TASK ▸ Do any lines in the data below contain "Įveskite"? If so, copy every one of them.

GIVEN RECORDS ▸

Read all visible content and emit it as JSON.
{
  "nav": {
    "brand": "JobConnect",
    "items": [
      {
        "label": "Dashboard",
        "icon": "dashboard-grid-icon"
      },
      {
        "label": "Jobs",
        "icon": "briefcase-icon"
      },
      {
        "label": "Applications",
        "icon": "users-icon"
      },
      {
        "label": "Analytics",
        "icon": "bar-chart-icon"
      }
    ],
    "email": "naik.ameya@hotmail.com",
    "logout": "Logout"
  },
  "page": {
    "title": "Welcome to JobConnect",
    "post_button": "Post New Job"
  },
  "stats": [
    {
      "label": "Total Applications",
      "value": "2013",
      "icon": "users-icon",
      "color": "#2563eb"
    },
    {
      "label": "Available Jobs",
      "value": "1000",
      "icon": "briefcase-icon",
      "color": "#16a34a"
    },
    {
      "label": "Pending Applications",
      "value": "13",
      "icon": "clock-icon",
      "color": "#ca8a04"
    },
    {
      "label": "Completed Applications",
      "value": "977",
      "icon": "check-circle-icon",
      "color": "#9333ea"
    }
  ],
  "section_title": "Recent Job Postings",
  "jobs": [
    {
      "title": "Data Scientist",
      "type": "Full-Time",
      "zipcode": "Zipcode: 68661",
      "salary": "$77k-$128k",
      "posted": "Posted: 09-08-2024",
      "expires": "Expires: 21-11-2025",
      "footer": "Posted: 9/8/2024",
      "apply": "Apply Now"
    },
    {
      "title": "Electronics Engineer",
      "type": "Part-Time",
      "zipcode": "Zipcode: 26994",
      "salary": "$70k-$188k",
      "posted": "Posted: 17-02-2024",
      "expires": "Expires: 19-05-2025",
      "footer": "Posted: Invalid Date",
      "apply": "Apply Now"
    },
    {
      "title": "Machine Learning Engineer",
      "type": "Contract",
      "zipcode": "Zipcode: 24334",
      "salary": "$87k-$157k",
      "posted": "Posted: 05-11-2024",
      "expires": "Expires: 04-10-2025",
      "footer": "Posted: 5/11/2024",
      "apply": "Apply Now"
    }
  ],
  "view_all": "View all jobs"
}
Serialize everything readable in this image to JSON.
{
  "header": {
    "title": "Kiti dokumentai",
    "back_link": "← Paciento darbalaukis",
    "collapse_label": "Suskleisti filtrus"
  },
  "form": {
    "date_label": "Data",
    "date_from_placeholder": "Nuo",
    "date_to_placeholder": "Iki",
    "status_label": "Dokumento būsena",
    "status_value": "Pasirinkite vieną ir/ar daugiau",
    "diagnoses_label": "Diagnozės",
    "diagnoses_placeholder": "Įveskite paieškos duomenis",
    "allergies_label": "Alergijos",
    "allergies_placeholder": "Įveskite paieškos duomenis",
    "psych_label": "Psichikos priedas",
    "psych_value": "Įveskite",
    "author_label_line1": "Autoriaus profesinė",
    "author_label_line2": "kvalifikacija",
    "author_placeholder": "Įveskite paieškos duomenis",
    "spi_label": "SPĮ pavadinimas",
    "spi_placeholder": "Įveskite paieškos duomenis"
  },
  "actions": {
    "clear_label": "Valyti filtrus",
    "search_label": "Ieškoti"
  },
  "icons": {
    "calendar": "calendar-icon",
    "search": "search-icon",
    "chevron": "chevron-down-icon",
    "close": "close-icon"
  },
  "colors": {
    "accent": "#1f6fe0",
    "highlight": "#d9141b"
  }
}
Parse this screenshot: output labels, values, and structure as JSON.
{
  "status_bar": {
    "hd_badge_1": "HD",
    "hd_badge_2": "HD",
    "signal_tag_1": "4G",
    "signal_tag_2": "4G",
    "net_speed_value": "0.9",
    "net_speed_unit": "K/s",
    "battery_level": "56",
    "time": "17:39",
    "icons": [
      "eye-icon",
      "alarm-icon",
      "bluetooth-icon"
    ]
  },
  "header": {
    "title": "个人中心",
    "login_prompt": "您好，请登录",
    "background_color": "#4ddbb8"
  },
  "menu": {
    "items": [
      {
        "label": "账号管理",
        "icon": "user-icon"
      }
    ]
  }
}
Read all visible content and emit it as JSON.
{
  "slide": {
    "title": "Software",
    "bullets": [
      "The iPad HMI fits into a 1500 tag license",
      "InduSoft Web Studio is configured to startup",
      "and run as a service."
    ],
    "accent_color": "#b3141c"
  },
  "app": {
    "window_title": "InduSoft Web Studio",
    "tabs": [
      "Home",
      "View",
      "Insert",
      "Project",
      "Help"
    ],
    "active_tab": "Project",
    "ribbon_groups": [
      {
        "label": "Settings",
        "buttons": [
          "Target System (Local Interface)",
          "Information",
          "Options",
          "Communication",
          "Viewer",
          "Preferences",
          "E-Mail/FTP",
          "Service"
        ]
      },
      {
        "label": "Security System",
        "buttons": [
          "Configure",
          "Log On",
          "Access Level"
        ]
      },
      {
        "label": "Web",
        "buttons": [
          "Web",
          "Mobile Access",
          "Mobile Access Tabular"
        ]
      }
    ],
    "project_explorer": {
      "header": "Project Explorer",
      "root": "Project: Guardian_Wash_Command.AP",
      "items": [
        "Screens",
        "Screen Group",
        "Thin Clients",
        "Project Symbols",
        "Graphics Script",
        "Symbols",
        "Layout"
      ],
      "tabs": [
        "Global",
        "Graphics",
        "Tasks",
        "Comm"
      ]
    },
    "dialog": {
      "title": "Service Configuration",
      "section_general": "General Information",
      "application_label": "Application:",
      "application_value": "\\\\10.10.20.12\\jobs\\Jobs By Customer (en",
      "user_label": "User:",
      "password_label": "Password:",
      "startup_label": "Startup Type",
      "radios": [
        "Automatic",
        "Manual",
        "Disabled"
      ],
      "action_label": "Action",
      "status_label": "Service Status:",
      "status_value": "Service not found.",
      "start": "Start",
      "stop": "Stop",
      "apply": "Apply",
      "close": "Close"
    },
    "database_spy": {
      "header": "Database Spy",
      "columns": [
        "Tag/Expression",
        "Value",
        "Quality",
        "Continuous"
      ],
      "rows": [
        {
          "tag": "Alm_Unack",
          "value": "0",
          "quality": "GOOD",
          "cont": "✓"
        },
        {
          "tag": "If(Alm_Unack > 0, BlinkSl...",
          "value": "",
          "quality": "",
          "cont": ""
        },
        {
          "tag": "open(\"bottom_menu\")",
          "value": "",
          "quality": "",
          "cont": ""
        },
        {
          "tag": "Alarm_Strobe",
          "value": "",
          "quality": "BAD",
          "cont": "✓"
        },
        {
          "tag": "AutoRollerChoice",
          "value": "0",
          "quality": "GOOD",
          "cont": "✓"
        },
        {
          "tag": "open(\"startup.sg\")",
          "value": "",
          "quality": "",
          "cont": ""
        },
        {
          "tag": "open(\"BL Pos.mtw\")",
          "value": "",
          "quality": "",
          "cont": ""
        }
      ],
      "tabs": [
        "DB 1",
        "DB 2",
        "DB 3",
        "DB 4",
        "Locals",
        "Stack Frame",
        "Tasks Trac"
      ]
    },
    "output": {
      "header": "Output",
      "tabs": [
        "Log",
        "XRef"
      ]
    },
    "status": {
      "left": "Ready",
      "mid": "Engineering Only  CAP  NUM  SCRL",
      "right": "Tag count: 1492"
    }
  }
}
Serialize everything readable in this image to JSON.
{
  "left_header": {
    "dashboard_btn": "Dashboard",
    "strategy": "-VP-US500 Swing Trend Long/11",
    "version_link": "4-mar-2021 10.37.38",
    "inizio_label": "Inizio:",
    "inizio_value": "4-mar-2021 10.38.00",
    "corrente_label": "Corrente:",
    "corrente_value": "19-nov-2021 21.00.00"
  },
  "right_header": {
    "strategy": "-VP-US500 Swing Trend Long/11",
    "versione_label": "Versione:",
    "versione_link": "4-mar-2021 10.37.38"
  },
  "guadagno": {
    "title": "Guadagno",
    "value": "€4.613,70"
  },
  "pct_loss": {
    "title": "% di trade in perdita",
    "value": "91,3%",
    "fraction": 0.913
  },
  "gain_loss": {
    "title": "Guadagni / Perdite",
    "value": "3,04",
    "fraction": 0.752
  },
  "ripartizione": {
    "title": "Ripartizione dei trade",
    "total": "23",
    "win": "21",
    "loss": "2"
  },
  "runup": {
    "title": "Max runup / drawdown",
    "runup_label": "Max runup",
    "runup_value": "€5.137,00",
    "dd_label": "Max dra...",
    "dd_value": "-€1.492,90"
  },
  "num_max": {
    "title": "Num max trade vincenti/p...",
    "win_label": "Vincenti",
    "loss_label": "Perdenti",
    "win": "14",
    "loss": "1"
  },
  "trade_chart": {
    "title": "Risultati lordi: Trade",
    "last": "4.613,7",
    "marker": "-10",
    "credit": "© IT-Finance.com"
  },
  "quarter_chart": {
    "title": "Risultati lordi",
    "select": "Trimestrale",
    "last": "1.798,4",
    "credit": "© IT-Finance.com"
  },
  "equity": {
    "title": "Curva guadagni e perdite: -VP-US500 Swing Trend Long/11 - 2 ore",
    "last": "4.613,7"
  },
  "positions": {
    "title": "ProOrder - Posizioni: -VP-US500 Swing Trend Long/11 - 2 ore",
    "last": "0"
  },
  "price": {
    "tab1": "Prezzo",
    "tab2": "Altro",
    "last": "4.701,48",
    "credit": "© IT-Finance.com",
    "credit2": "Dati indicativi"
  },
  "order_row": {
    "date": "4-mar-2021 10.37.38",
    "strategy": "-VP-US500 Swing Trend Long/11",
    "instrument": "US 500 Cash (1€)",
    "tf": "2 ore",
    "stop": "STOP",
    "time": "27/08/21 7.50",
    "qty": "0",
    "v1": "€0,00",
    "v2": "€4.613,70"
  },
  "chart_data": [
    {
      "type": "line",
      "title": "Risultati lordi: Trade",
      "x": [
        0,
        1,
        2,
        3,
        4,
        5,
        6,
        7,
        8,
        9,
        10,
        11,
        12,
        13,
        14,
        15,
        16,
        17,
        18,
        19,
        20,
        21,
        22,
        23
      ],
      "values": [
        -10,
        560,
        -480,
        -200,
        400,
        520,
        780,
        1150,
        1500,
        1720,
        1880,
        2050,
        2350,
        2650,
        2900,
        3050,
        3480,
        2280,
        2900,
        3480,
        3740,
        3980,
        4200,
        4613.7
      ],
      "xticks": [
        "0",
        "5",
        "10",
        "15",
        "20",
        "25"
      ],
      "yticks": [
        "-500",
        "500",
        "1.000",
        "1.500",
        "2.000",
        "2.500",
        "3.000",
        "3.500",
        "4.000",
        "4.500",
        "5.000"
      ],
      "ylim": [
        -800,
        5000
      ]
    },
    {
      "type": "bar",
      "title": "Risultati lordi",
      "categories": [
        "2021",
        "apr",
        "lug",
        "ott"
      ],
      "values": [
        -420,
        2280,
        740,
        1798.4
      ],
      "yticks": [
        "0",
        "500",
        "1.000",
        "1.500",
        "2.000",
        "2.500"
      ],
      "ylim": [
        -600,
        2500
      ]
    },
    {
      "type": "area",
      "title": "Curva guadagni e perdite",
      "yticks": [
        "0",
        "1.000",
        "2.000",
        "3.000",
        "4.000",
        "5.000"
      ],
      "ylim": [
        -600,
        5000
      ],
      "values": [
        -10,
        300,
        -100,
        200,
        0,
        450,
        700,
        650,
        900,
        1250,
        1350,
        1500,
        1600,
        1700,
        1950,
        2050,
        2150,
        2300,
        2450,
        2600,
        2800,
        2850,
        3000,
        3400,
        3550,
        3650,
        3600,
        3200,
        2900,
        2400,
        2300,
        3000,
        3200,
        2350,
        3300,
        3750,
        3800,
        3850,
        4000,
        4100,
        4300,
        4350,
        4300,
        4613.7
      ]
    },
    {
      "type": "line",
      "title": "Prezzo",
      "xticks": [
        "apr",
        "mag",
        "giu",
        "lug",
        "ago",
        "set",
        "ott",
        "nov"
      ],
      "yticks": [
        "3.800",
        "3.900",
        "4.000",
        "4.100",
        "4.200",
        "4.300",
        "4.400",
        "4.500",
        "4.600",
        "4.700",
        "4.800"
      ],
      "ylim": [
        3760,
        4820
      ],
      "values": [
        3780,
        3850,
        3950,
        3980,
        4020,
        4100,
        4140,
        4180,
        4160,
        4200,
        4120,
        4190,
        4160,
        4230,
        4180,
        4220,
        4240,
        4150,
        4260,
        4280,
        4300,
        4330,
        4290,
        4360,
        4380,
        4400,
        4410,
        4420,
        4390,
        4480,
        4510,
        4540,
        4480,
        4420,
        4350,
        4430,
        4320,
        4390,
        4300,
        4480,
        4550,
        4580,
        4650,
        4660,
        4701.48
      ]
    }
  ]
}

SOLUTION TO THIS TASK ▸
    "diagnoses_placeholder": "Įveskite paieškos duomenis",
    "allergies_placeholder": "Įveskite paieškos duomenis",
    "psych_value": "Įveskite",
    "author_placeholder": "Įveskite paieškos duomenis",
    "spi_placeholder": "Įveskite paieškos duomenis"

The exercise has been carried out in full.